--- TASK INPUTS Enclosed Below ---
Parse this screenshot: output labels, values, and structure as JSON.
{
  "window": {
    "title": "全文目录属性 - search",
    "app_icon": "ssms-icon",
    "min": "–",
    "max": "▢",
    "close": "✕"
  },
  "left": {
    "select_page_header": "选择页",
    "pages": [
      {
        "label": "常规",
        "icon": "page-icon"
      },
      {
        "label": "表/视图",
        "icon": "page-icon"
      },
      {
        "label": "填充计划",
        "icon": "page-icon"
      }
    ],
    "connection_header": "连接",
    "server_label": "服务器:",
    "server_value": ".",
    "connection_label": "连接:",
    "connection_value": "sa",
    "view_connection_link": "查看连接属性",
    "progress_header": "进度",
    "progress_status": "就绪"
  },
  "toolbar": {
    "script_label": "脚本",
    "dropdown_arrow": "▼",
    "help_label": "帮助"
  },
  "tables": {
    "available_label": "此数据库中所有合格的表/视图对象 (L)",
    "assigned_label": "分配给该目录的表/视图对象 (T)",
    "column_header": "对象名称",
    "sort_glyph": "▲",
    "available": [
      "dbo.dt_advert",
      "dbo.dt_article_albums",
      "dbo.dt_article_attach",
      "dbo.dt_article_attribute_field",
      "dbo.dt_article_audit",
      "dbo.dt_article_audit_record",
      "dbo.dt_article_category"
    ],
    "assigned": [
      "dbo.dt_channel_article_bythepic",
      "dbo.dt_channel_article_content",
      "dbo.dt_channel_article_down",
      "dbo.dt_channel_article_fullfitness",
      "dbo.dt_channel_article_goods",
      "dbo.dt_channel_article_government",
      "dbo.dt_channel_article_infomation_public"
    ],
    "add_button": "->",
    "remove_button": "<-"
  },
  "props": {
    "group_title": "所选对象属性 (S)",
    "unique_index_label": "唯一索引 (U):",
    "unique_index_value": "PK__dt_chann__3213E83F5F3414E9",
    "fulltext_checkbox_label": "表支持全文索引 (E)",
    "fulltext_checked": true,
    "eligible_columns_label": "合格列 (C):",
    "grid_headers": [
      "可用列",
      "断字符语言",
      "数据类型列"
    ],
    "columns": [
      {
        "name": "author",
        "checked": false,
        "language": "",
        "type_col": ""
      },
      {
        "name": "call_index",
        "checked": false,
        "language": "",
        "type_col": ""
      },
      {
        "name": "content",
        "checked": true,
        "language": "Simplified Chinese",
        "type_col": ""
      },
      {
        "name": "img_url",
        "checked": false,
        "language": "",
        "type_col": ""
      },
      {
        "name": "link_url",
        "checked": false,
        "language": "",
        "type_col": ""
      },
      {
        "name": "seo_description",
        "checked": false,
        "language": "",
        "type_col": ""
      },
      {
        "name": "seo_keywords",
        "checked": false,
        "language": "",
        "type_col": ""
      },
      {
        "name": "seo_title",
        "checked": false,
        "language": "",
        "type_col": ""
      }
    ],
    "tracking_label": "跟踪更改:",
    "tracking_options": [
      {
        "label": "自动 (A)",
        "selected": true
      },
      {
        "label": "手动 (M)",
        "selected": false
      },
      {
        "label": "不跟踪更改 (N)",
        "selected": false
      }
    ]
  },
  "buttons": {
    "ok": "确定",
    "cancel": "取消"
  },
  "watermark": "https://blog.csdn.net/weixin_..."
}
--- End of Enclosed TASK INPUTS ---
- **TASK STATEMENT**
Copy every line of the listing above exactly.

- **YOUR SOLUTION**
Parse this screenshot: output labels, values, and structure as JSON.
{
  "window": {
    "title": "全文目录属性 - search",
    "app_icon": "ssms-icon",
    "min": "–",
    "max": "▢",
    "close": "✕"
  },
  "left": {
    "select_page_header": "选择页",
    "pages": [
      {
        "label": "常规",
        "icon": "page-icon"
      },
      {
        "label": "表/视图",
        "icon": "page-icon"
      },
      {
        "label": "填充计划",
        "icon": "page-icon"
      }
    ],
    "connection_header": "连接",
    "server_label": "服务器:",
    "server_value": ".",
    "connection_label": "连接:",
    "connection_value": "sa",
    "view_connection_link": "查看连接属性",
    "progress_header": "进度",
    "progress_status": "就绪"
  },
  "toolbar": {
    "script_label": "脚本",
    "dropdown_arrow": "▼",
    "help_label": "帮助"
  },
  "tables": {
    "available_label": "此数据库中所有合格的表/视图对象 (L)",
    "assigned_label": "分配给该目录的表/视图对象 (T)",
    "column_header": "对象名称",
    "sort_glyph": "▲",
    "available": [
      "dbo.dt_advert",
      "dbo.dt_article_albums",
      "dbo.dt_article_attach",
      "dbo.dt_article_attribute_field",
      "dbo.dt_article_audit",
      "dbo.dt_article_audit_record",
      "dbo.dt_article_category"
    ],
    "assigned": [
      "dbo.dt_channel_article_bythepic",
      "dbo.dt_channel_article_content",
      "dbo.dt_channel_article_down",
      "dbo.dt_channel_article_fullfitness",
      "dbo.dt_channel_article_goods",
      "dbo.dt_channel_article_government",
      "dbo.dt_channel_article_infomation_public"
    ],
    "add_button": "->",
    "remove_button": "<-"
  },
  "props": {
    "group_title": "所选对象属性 (S)",
    "unique_index_label": "唯一索引 (U):",
    "unique_index_value": "PK__dt_chann__3213E83F5F3414E9",
    "fulltext_checkbox_label": "表支持全文索引 (E)",
    "fulltext_checked": true,
    "eligible_columns_label": "合格列 (C):",
    "grid_headers": [
      "可用列",
      "断字符语言",
      "数据类型列"
    ],
    "columns": [
      {
        "name": "author",
        "checked": false,
        "language": "",
        "type_col": ""
      },
      {
        "name": "call_index",
        "checked": false,
        "language": "",
        "type_col": ""
      },
      {
        "name": "content",
        "checked": true,
        "language": "Simplified Chinese",
        "type_col": ""
      },
      {
        "name": "img_url",
        "checked": false,
        "language": "",
        "type_col": ""
      },
      {
        "name": "link_url",
        "checked": false,
        "language": "",
        "type_col": ""
      },
      {
        "name": "seo_description",
        "checked": false,
        "language": "",
        "type_col": ""
      },
      {
        "name": "seo_keywords",
        "checked": false,
        "language": "",
        "type_col": ""
      },
      {
        "name": "seo_title",
        "checked": false,
        "language": "",
        "type_col": ""
      }
    ],
    "tracking_label": "跟踪更改:",
    "tracking_options": [
      {
        "label": "自动 (A)",
        "selected": true
      },
      {
        "label": "手动 (M)",
        "selected": false
      },
      {
        "label": "不跟踪更改 (N)",
        "selected": false
      }
    ]
  },
  "buttons": {
    "ok": "确定",
    "cancel": "取消"
  },
  "watermark": "https://blog.csdn.net/weixin_..."
}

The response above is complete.